Dataset items:
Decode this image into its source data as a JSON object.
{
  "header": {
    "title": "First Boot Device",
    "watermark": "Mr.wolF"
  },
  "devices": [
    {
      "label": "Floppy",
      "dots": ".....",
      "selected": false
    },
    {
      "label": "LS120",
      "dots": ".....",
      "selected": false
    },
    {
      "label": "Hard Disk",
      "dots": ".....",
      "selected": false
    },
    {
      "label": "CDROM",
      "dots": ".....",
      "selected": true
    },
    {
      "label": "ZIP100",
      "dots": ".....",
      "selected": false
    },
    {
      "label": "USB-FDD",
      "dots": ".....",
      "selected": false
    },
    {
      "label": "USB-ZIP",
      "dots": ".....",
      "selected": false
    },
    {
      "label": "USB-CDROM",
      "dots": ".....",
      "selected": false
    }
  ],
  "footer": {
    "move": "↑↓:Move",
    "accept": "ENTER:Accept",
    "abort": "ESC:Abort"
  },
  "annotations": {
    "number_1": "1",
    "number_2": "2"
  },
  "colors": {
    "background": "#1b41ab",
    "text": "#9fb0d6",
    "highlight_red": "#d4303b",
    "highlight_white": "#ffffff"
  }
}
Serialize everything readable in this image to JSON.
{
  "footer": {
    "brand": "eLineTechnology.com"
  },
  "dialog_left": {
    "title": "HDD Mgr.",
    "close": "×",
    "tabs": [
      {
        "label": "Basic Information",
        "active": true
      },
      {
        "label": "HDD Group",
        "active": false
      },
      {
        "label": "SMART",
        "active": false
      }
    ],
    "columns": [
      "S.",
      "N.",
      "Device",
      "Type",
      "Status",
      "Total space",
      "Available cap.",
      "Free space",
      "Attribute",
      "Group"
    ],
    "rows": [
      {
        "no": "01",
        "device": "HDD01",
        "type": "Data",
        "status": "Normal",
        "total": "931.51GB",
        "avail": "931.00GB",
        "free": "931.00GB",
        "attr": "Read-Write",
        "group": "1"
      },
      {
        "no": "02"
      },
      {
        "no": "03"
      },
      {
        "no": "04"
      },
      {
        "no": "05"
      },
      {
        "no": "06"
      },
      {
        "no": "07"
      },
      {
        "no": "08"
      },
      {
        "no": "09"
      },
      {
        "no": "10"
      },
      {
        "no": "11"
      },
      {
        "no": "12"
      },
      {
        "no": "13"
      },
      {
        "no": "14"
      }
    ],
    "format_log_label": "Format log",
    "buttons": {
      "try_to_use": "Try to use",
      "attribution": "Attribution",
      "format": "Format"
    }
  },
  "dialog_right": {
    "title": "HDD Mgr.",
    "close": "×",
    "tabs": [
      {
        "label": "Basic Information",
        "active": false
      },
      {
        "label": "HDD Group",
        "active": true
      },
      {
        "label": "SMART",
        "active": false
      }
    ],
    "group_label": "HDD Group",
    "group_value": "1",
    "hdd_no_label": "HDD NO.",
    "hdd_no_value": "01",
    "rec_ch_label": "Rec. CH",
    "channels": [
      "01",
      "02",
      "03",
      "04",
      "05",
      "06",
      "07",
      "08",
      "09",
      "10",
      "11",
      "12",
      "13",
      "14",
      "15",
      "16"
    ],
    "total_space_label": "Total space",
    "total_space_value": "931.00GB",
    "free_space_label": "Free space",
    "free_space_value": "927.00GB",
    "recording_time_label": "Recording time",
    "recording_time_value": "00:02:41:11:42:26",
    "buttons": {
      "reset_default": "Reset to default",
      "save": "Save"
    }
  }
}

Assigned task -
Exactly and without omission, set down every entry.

Response below -
Decode this image into its source data as a JSON object.
{
  "header": {
    "title": "First Boot Device",
    "watermark": "Mr.wolF"
  },
  "devices": [
    {
      "label": "Floppy",
      "dots": ".....",
      "selected": false
    },
    {
      "label": "LS120",
      "dots": ".....",
      "selected": false
    },
    {
      "label": "Hard Disk",
      "dots": ".....",
      "selected": false
    },
    {
      "label": "CDROM",
      "dots": ".....",
      "selected": true
    },
    {
      "label": "ZIP100",
      "dots": ".....",
      "selected": false
    },
    {
      "label": "USB-FDD",
      "dots": ".....",
      "selected": false
    },
    {
      "label": "USB-ZIP",
      "dots": ".....",
      "selected": false
    },
    {
      "label": "USB-CDROM",
      "dots": ".....",
      "selected": false
    }
  ],
  "footer": {
    "move": "↑↓:Move",
    "accept": "ENTER:Accept",
    "abort": "ESC:Abort"
  },
  "annotations": {
    "number_1": "1",
    "number_2": "2"
  },
  "colors": {
    "background": "#1b41ab",
    "text": "#9fb0d6",
    "highlight_red": "#d4303b",
    "highlight_white": "#ffffff"
  }
}
Serialize everything readable in this image to JSON.
{
  "footer": {
    "brand": "eLineTechnology.com"
  },
  "dialog_left": {
    "title": "HDD Mgr.",
    "close": "×",
    "tabs": [
      {
        "label": "Basic Information",
        "active": true
      },
      {
        "label": "HDD Group",
        "active": false
      },
      {
        "label": "SMART",
        "active": false
      }
    ],
    "columns": [
      "S.",
      "N.",
      "Device",
      "Type",
      "Status",
      "Total space",
      "Available cap.",
      "Free space",
      "Attribute",
      "Group"
    ],
    "rows": [
      {
        "no": "01",
        "device": "HDD01",
        "type": "Data",
        "status": "Normal",
        "total": "931.51GB",
        "avail": "931.00GB",
        "free": "931.00GB",
        "attr": "Read-Write",
        "group": "1"
      },
      {
        "no": "02"
      },
      {
        "no": "03"
      },
      {
        "no": "04"
      },
      {
        "no": "05"
      },
      {
        "no": "06"
      },
      {
        "no": "07"
      },
      {
        "no": "08"
      },
      {
        "no": "09"
      },
      {
        "no": "10"
      },
      {
        "no": "11"
      },
      {
        "no": "12"
      },
      {
        "no": "13"
      },
      {
        "no": "14"
      }
    ],
    "format_log_label": "Format log",
    "buttons": {
      "try_to_use": "Try to use",
      "attribution": "Attribution",
      "format": "Format"
    }
  },
  "dialog_right": {
    "title": "HDD Mgr.",
    "close": "×",
    "tabs": [
      {
        "label": "Basic Information",
        "active": false
      },
      {
        "label": "HDD Group",
        "active": true
      },
      {
        "label": "SMART",
        "active": false
      }
    ],
    "group_label": "HDD Group",
    "group_value": "1",
    "hdd_no_label": "HDD NO.",
    "hdd_no_value": "01",
    "rec_ch_label": "Rec. CH",
    "channels": [
      "01",
      "02",
      "03",
      "04",
      "05",
      "06",
      "07",
      "08",
      "09",
      "10",
      "11",
      "12",
      "13",
      "14",
      "15",
      "16"
    ],
    "total_space_label": "Total space",
    "total_space_value": "931.00GB",
    "free_space_label": "Free space",
    "free_space_value": "927.00GB",
    "recording_time_label": "Recording time",
    "recording_time_value": "00:02:41:11:42:26",
    "buttons": {
      "reset_default": "Reset to default",
      "save": "Save"
    }
  }
}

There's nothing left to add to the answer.